Planning for Aftercare is Essential for Your Treatment Plan
Rehab is only the beginning of getting sober. Maintaining sobriety requires having a solid aftercare plan. Planning for that starts while you are still in inpatient rehab. The more planning you can put into it, the better. It is important not to make the mistake of just returning to life as it was and thinking rehab cured everything. Recovery is an ongoing, lifelong process.
There are five essential components to planning for proper aftercare. Just like your stay in rehab, your plan and course of care can be modified as you continue to move through recovery and gain more sober time.
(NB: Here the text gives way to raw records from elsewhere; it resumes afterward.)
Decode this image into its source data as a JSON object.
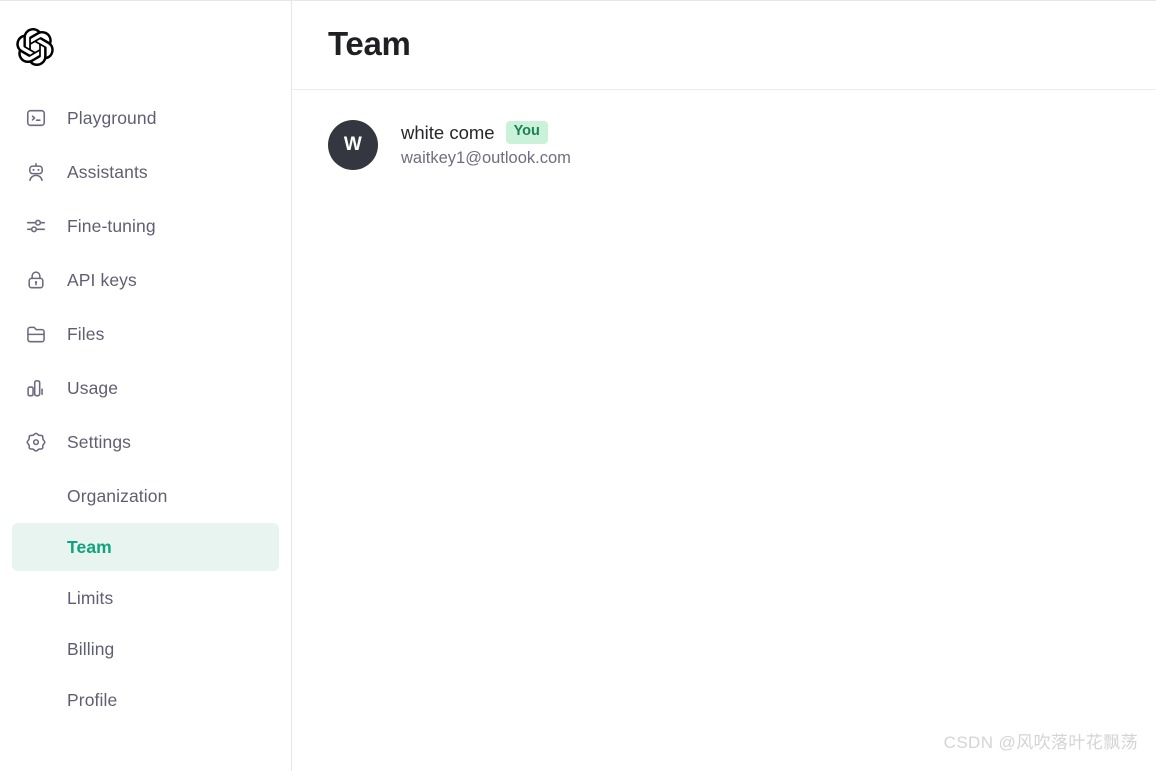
{
  "brand": {
    "logo_icon": "openai-logo-icon",
    "accent_color": "#10a37f",
    "active_pill_bg": "#e7f4ef",
    "badge_bg": "#c9f2d8",
    "badge_text_color": "#1d7f58",
    "avatar_bg": "#353740"
  },
  "sidebar": {
    "items": [
      {
        "label": "Playground",
        "icon": "terminal-icon"
      },
      {
        "label": "Assistants",
        "icon": "robot-icon"
      },
      {
        "label": "Fine-tuning",
        "icon": "sliders-icon"
      },
      {
        "label": "API keys",
        "icon": "lock-icon"
      },
      {
        "label": "Files",
        "icon": "folder-icon"
      },
      {
        "label": "Usage",
        "icon": "bar-chart-icon"
      },
      {
        "label": "Settings",
        "icon": "gear-icon"
      }
    ],
    "sub_items": [
      {
        "label": "Organization",
        "active": false
      },
      {
        "label": "Team",
        "active": true
      },
      {
        "label": "Limits",
        "active": false
      },
      {
        "label": "Billing",
        "active": false
      },
      {
        "label": "Profile",
        "active": false
      }
    ]
  },
  "main": {
    "title": "Team",
    "members": [
      {
        "avatar_initial": "W",
        "name": "white come",
        "badge": "You",
        "email": "waitkey1@outlook.com"
      }
    ]
  },
  "watermark": {
    "text": "CSDN @风吹落叶花飘荡"
  }
}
You can’t just go through intensive rehab and stop cold turkey. It will be too much of a shock for you to get re-adjusted into the real world without the strong support you had while you were in treatment. The best choice is to continue with outpatient care. Outpatient rehab is a less-intensive version of care that allows you to go back to work or school and live at home. However, it gives you continued support and keeps recovery on the forefront of your mind. The amount of time you spend in outpatient care can slowly taper down until you are ready to just meet with a therapist once a week or so to have someone to talk to.
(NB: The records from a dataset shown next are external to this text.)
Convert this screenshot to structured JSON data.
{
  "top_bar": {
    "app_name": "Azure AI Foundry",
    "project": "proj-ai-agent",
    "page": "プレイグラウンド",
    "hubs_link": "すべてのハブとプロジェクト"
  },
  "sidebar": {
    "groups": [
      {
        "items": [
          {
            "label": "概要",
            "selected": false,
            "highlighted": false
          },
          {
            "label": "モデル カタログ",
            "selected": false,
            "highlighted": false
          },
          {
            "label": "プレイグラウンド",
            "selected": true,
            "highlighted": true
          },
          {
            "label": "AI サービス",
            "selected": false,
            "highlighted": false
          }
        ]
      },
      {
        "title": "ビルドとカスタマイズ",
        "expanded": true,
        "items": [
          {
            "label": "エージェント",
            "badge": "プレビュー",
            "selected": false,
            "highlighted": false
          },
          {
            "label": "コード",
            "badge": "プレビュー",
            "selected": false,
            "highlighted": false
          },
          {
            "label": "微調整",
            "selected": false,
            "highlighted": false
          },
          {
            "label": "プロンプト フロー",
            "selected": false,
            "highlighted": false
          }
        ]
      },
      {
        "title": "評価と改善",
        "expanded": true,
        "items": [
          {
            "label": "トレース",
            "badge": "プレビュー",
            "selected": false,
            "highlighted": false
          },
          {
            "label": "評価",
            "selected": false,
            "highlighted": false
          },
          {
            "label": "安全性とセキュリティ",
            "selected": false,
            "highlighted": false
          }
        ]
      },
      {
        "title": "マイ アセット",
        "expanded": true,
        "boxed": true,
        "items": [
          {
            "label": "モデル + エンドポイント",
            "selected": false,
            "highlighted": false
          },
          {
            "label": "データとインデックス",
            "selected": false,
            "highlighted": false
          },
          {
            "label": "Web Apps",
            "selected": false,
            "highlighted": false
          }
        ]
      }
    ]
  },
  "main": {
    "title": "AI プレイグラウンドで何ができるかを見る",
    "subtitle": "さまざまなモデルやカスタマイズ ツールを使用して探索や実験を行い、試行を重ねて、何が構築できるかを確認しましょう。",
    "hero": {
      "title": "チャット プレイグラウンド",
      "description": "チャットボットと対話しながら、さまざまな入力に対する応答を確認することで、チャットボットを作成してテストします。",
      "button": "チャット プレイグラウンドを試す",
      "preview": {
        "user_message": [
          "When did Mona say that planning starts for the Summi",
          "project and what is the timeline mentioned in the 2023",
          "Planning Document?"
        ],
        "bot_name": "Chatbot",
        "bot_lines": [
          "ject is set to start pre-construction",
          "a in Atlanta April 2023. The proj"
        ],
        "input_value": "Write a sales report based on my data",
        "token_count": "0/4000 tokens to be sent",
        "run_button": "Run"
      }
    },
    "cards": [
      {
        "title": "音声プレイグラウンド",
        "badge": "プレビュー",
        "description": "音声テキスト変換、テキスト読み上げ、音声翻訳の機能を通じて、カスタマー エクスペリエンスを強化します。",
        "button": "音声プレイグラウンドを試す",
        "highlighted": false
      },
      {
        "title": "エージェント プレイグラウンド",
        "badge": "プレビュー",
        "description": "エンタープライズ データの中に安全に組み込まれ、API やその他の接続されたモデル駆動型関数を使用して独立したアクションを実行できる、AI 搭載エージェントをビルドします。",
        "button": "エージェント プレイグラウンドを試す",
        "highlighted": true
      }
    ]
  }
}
Your Living Situation
It is strongly suggested that you consider a sober living home as part of your aftercare plan. As long as your situation allows it, a halfway house will give you additional support and accountability. Sober living requires that you maintain a drug and alcohol-free lifestyle, and you will be randomly tested. You will need to adhere to a curfew and other house rules. It is a great way to slowly get reacquainted with real-world living while focusing strongly on your recovery.
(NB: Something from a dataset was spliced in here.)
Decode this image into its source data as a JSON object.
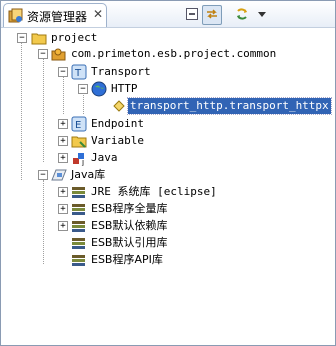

Your Support System
It is extremely important to cut the people who you used to use or drink with out of your life. As harsh as that sounds, they generally will not have your best interest in mind, but rather they will be happy to have you relapse and join them once again. Instead, surround yourself with people who are sober – preferably for over a year. If it works for you, attend 12-step groups regularly to help with your recovery and surround yourself with people who have the same goal in mind. As they say – you are who you surround yourself with. So, surround yourself with the right people.
Knowing the Stages of Relapse
Part of recovery is knowing yourself and why you struggle with addiction in the first place. Knowing this will help to prevent future relapse. Relapse actually happens in three stages. In the first stage, you let your guard down. You may stop taking anxiety meds, or maybe you are hanging around the wrong people. It is essential to recognize your behavior at this stage so that you can prevent it from progressing.
In stage two, you are actively thinking about relapsing. You may have already set a time or contacted your dealer. Reach out to your support system so that they can talk you out of making a bad decision.
Stage three is a full-blown relapse. The physical act of ingesting your drug of choice. Relapse does happen, but it is up to you to prevent it. When it does happen, it is essential to put a stop to it, learn from your mistakes, and keep moving forward.